(Task statement): Once the pictures are set aside, reproduce all of the records exactly.

(Input records):

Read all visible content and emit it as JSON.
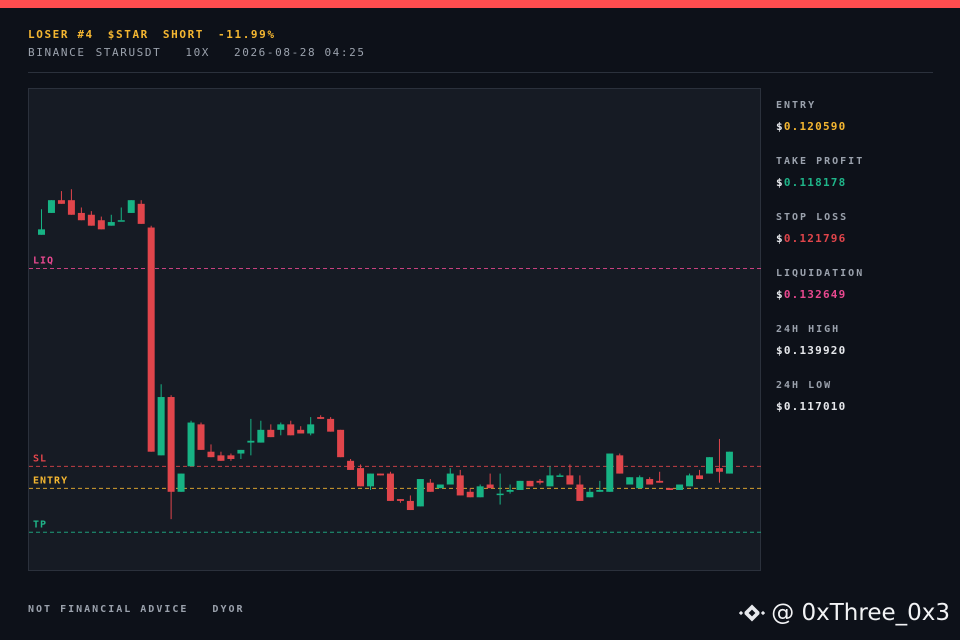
{
  "header": {
    "rank": "LOSER #4",
    "ticker": "$STAR",
    "side": "SHORT",
    "change": "-11.99%",
    "exchange": "BINANCE",
    "pair": "STARUSDT",
    "leverage": "10X",
    "timestamp": "2026-08-28 04:25"
  },
  "stats": [
    {
      "label": "ENTRY",
      "currency": "$",
      "value": "0.120590",
      "color": "#f5b731"
    },
    {
      "label": "TAKE PROFIT",
      "currency": "$",
      "value": "0.118178",
      "color": "#1fb589"
    },
    {
      "label": "STOP LOSS",
      "currency": "$",
      "value": "0.121796",
      "color": "#e0454b"
    },
    {
      "label": "LIQUIDATION",
      "currency": "$",
      "value": "0.132649",
      "color": "#e8488f"
    },
    {
      "label": "24H HIGH",
      "currency": "$",
      "value": "0.139920",
      "color": "#e6e8ec"
    },
    {
      "label": "24H LOW",
      "currency": "$",
      "value": "0.117010",
      "color": "#e6e8ec"
    }
  ],
  "footer": {
    "left": "NOT FINANCIAL ADVICE",
    "right": "DYOR"
  },
  "watermark": {
    "handle": "@ 0xThree_0x3",
    "icon": "binance-logo-icon"
  },
  "colors": {
    "up": "#17b384",
    "down": "#e0454b",
    "accent_bar": "#ff4d4f"
  },
  "chart_data": {
    "type": "candlestick",
    "ylim": [
      0.116,
      0.1425
    ],
    "levels": [
      {
        "name": "LIQ",
        "value": 0.132649,
        "color": "#e8488f"
      },
      {
        "name": "SL",
        "value": 0.121796,
        "color": "#e0454b"
      },
      {
        "name": "ENTRY",
        "value": 0.12059,
        "color": "#f5b731"
      },
      {
        "name": "TP",
        "value": 0.118178,
        "color": "#1fb589"
      }
    ],
    "candles": [
      [
        0.1345,
        0.1357,
        0.1348,
        0.1359
      ],
      [
        0.1357,
        0.1364,
        0.1364,
        0.1357
      ],
      [
        0.1364,
        0.1369,
        0.1362,
        0.1368
      ],
      [
        0.1364,
        0.1367,
        0.1356,
        0.137
      ],
      [
        0.1357,
        0.1359,
        0.1353,
        0.136
      ],
      [
        0.1356,
        0.1358,
        0.135,
        0.1358
      ],
      [
        0.1353,
        0.1355,
        0.1348,
        0.1355
      ],
      [
        0.135,
        0.1355,
        0.1352,
        0.1356
      ],
      [
        0.1353,
        0.136,
        0.1353,
        0.136
      ],
      [
        0.1357,
        0.1364,
        0.1364,
        0.1357
      ],
      [
        0.1362,
        0.1364,
        0.1351,
        0.1364
      ],
      [
        0.1349,
        0.135,
        0.1226,
        0.135
      ],
      [
        0.1224,
        0.1263,
        0.1256,
        0.1224
      ],
      [
        0.1256,
        0.1257,
        0.1204,
        0.1189
      ],
      [
        0.1204,
        0.1214,
        0.1214,
        0.1204
      ],
      [
        0.1218,
        0.1243,
        0.1242,
        0.1218
      ],
      [
        0.1241,
        0.1242,
        0.1227,
        0.1242
      ],
      [
        0.1226,
        0.123,
        0.1223,
        0.123
      ],
      [
        0.1224,
        0.1226,
        0.1221,
        0.1226
      ],
      [
        0.1224,
        0.1225,
        0.1222,
        0.1221
      ],
      [
        0.1225,
        0.1227,
        0.1227,
        0.1222
      ],
      [
        0.1231,
        0.1244,
        0.1232,
        0.1224
      ],
      [
        0.1231,
        0.1243,
        0.1238,
        0.1231
      ],
      [
        0.1238,
        0.1241,
        0.1234,
        0.1241
      ],
      [
        0.1238,
        0.1242,
        0.1241,
        0.1235
      ],
      [
        0.1241,
        0.1243,
        0.1235,
        0.1243
      ],
      [
        0.1238,
        0.124,
        0.1236,
        0.124
      ],
      [
        0.1236,
        0.1245,
        0.1241,
        0.1235
      ],
      [
        0.1245,
        0.1246,
        0.1244,
        0.1245
      ],
      [
        0.1244,
        0.1245,
        0.1237,
        0.1245
      ],
      [
        0.1238,
        0.1238,
        0.1223,
        0.1238
      ],
      [
        0.1221,
        0.1222,
        0.1216,
        0.1222
      ],
      [
        0.1217,
        0.1219,
        0.1207,
        0.1219
      ],
      [
        0.1207,
        0.1214,
        0.1214,
        0.1205
      ],
      [
        0.1214,
        0.1213,
        0.1213,
        0.1213
      ],
      [
        0.1214,
        0.1215,
        0.1199,
        0.1215
      ],
      [
        0.12,
        0.12,
        0.1199,
        0.1198
      ],
      [
        0.1199,
        0.12,
        0.1194,
        0.1202
      ],
      [
        0.1196,
        0.121,
        0.1211,
        0.1196
      ],
      [
        0.1209,
        0.1211,
        0.1204,
        0.1211
      ],
      [
        0.1206,
        0.1206,
        0.1208,
        0.1206
      ],
      [
        0.1208,
        0.1217,
        0.1214,
        0.1208
      ],
      [
        0.1213,
        0.1216,
        0.1202,
        0.1213
      ],
      [
        0.1204,
        0.1206,
        0.1201,
        0.1206
      ],
      [
        0.1201,
        0.1208,
        0.1207,
        0.1201
      ],
      [
        0.1208,
        0.1214,
        0.1206,
        0.1208
      ],
      [
        0.1203,
        0.1214,
        0.1203,
        0.1197
      ],
      [
        0.1204,
        0.1208,
        0.1205,
        0.1203
      ],
      [
        0.1205,
        0.121,
        0.121,
        0.1205
      ],
      [
        0.121,
        0.121,
        0.1207,
        0.1209
      ],
      [
        0.121,
        0.1211,
        0.1209,
        0.1208
      ],
      [
        0.1207,
        0.1218,
        0.1213,
        0.1207
      ],
      [
        0.1213,
        0.1214,
        0.1213,
        0.1213
      ],
      [
        0.1213,
        0.1219,
        0.1208,
        0.1213
      ],
      [
        0.1208,
        0.1213,
        0.1199,
        0.1213
      ],
      [
        0.1201,
        0.1206,
        0.1204,
        0.1201
      ],
      [
        0.1204,
        0.121,
        0.1205,
        0.1204
      ],
      [
        0.1204,
        0.1225,
        0.1225,
        0.1204
      ],
      [
        0.1224,
        0.1225,
        0.1214,
        0.1225
      ],
      [
        0.1208,
        0.1212,
        0.1212,
        0.1208
      ],
      [
        0.1206,
        0.1213,
        0.1212,
        0.1206
      ],
      [
        0.1211,
        0.1212,
        0.1208,
        0.1212
      ],
      [
        0.121,
        0.1215,
        0.1209,
        0.121
      ],
      [
        0.1206,
        0.1205,
        0.1205,
        0.1206
      ],
      [
        0.1205,
        0.1208,
        0.1208,
        0.1208
      ],
      [
        0.1207,
        0.1214,
        0.1213,
        0.1207
      ],
      [
        0.1213,
        0.1216,
        0.1211,
        0.1213
      ],
      [
        0.1214,
        0.1222,
        0.1223,
        0.1215
      ],
      [
        0.1217,
        0.1233,
        0.1215,
        0.1209
      ],
      [
        0.1214,
        0.1225,
        0.1226,
        0.1215
      ]
    ]
  }
}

(Output of the exercise):
Read all visible content and emit it as JSON.
{
  "header": {
    "rank": "LOSER #4",
    "ticker": "$STAR",
    "side": "SHORT",
    "change": "-11.99%",
    "exchange": "BINANCE",
    "pair": "STARUSDT",
    "leverage": "10X",
    "timestamp": "2026-08-28 04:25"
  },
  "stats": [
    {
      "label": "ENTRY",
      "currency": "$",
      "value": "0.120590",
      "color": "#f5b731"
    },
    {
      "label": "TAKE PROFIT",
      "currency": "$",
      "value": "0.118178",
      "color": "#1fb589"
    },
    {
      "label": "STOP LOSS",
      "currency": "$",
      "value": "0.121796",
      "color": "#e0454b"
    },
    {
      "label": "LIQUIDATION",
      "currency": "$",
      "value": "0.132649",
      "color": "#e8488f"
    },
    {
      "label": "24H HIGH",
      "currency": "$",
      "value": "0.139920",
      "color": "#e6e8ec"
    },
    {
      "label": "24H LOW",
      "currency": "$",
      "value": "0.117010",
      "color": "#e6e8ec"
    }
  ],
  "footer": {
    "left": "NOT FINANCIAL ADVICE",
    "right": "DYOR"
  },
  "watermark": {
    "handle": "@ 0xThree_0x3",
    "icon": "binance-logo-icon"
  },
  "colors": {
    "up": "#17b384",
    "down": "#e0454b",
    "accent_bar": "#ff4d4f"
  },
  "chart_data": {
    "type": "candlestick",
    "ylim": [
      0.116,
      0.1425
    ],
    "levels": [
      {
        "name": "LIQ",
        "value": 0.132649,
        "color": "#e8488f"
      },
      {
        "name": "SL",
        "value": 0.121796,
        "color": "#e0454b"
      },
      {
        "name": "ENTRY",
        "value": 0.12059,
        "color": "#f5b731"
      },
      {
        "name": "TP",
        "value": 0.118178,
        "color": "#1fb589"
      }
    ],
    "candles": [
      [
        0.1345,
        0.1357,
        0.1348,
        0.1359
      ],
      [
        0.1357,
        0.1364,
        0.1364,
        0.1357
      ],
      [
        0.1364,
        0.1369,
        0.1362,
        0.1368
      ],
      [
        0.1364,
        0.1367,
        0.1356,
        0.137
      ],
      [
        0.1357,
        0.1359,
        0.1353,
        0.136
      ],
      [
        0.1356,
        0.1358,
        0.135,
        0.1358
      ],
      [
        0.1353,
        0.1355,
        0.1348,
        0.1355
      ],
      [
        0.135,
        0.1355,
        0.1352,
        0.1356
      ],
      [
        0.1353,
        0.136,
        0.1353,
        0.136
      ],
      [
        0.1357,
        0.1364,
        0.1364,
        0.1357
      ],
      [
        0.1362,
        0.1364,
        0.1351,
        0.1364
      ],
      [
        0.1349,
        0.135,
        0.1226,
        0.135
      ],
      [
        0.1224,
        0.1263,
        0.1256,
        0.1224
      ],
      [
        0.1256,
        0.1257,
        0.1204,
        0.1189
      ],
      [
        0.1204,
        0.1214,
        0.1214,
        0.1204
      ],
      [
        0.1218,
        0.1243,
        0.1242,
        0.1218
      ],
      [
        0.1241,
        0.1242,
        0.1227,
        0.1242
      ],
      [
        0.1226,
        0.123,
        0.1223,
        0.123
      ],
      [
        0.1224,
        0.1226,
        0.1221,
        0.1226
      ],
      [
        0.1224,
        0.1225,
        0.1222,
        0.1221
      ],
      [
        0.1225,
        0.1227,
        0.1227,
        0.1222
      ],
      [
        0.1231,
        0.1244,
        0.1232,
        0.1224
      ],
      [
        0.1231,
        0.1243,
        0.1238,
        0.1231
      ],
      [
        0.1238,
        0.1241,
        0.1234,
        0.1241
      ],
      [
        0.1238,
        0.1242,
        0.1241,
        0.1235
      ],
      [
        0.1241,
        0.1243,
        0.1235,
        0.1243
      ],
      [
        0.1238,
        0.124,
        0.1236,
        0.124
      ],
      [
        0.1236,
        0.1245,
        0.1241,
        0.1235
      ],
      [
        0.1245,
        0.1246,
        0.1244,
        0.1245
      ],
      [
        0.1244,
        0.1245,
        0.1237,
        0.1245
      ],
      [
        0.1238,
        0.1238,
        0.1223,
        0.1238
      ],
      [
        0.1221,
        0.1222,
        0.1216,
        0.1222
      ],
      [
        0.1217,
        0.1219,
        0.1207,
        0.1219
      ],
      [
        0.1207,
        0.1214,
        0.1214,
        0.1205
      ],
      [
        0.1214,
        0.1213,
        0.1213,
        0.1213
      ],
      [
        0.1214,
        0.1215,
        0.1199,
        0.1215
      ],
      [
        0.12,
        0.12,
        0.1199,
        0.1198
      ],
      [
        0.1199,
        0.12,
        0.1194,
        0.1202
      ],
      [
        0.1196,
        0.121,
        0.1211,
        0.1196
      ],
      [
        0.1209,
        0.1211,
        0.1204,
        0.1211
      ],
      [
        0.1206,
        0.1206,
        0.1208,
        0.1206
      ],
      [
        0.1208,
        0.1217,
        0.1214,
        0.1208
      ],
      [
        0.1213,
        0.1216,
        0.1202,
        0.1213
      ],
      [
        0.1204,
        0.1206,
        0.1201,
        0.1206
      ],
      [
        0.1201,
        0.1208,
        0.1207,
        0.1201
      ],
      [
        0.1208,
        0.1214,
        0.1206,
        0.1208
      ],
      [
        0.1203,
        0.1214,
        0.1203,
        0.1197
      ],
      [
        0.1204,
        0.1208,
        0.1205,
        0.1203
      ],
      [
        0.1205,
        0.121,
        0.121,
        0.1205
      ],
      [
        0.121,
        0.121,
        0.1207,
        0.1209
      ],
      [
        0.121,
        0.1211,
        0.1209,
        0.1208
      ],
      [
        0.1207,
        0.1218,
        0.1213,
        0.1207
      ],
      [
        0.1213,
        0.1214,
        0.1213,
        0.1213
      ],
      [
        0.1213,
        0.1219,
        0.1208,
        0.1213
      ],
      [
        0.1208,
        0.1213,
        0.1199,
        0.1213
      ],
      [
        0.1201,
        0.1206,
        0.1204,
        0.1201
      ],
      [
        0.1204,
        0.121,
        0.1205,
        0.1204
      ],
      [
        0.1204,
        0.1225,
        0.1225,
        0.1204
      ],
      [
        0.1224,
        0.1225,
        0.1214,
        0.1225
      ],
      [
        0.1208,
        0.1212,
        0.1212,
        0.1208
      ],
      [
        0.1206,
        0.1213,
        0.1212,
        0.1206
      ],
      [
        0.1211,
        0.1212,
        0.1208,
        0.1212
      ],
      [
        0.121,
        0.1215,
        0.1209,
        0.121
      ],
      [
        0.1206,
        0.1205,
        0.1205,
        0.1206
      ],
      [
        0.1205,
        0.1208,
        0.1208,
        0.1208
      ],
      [
        0.1207,
        0.1214,
        0.1213,
        0.1207
      ],
      [
        0.1213,
        0.1216,
        0.1211,
        0.1213
      ],
      [
        0.1214,
        0.1222,
        0.1223,
        0.1215
      ],
      [
        0.1217,
        0.1233,
        0.1215,
        0.1209
      ],
      [
        0.1214,
        0.1225,
        0.1226,
        0.1215
      ]
    ]
  }
}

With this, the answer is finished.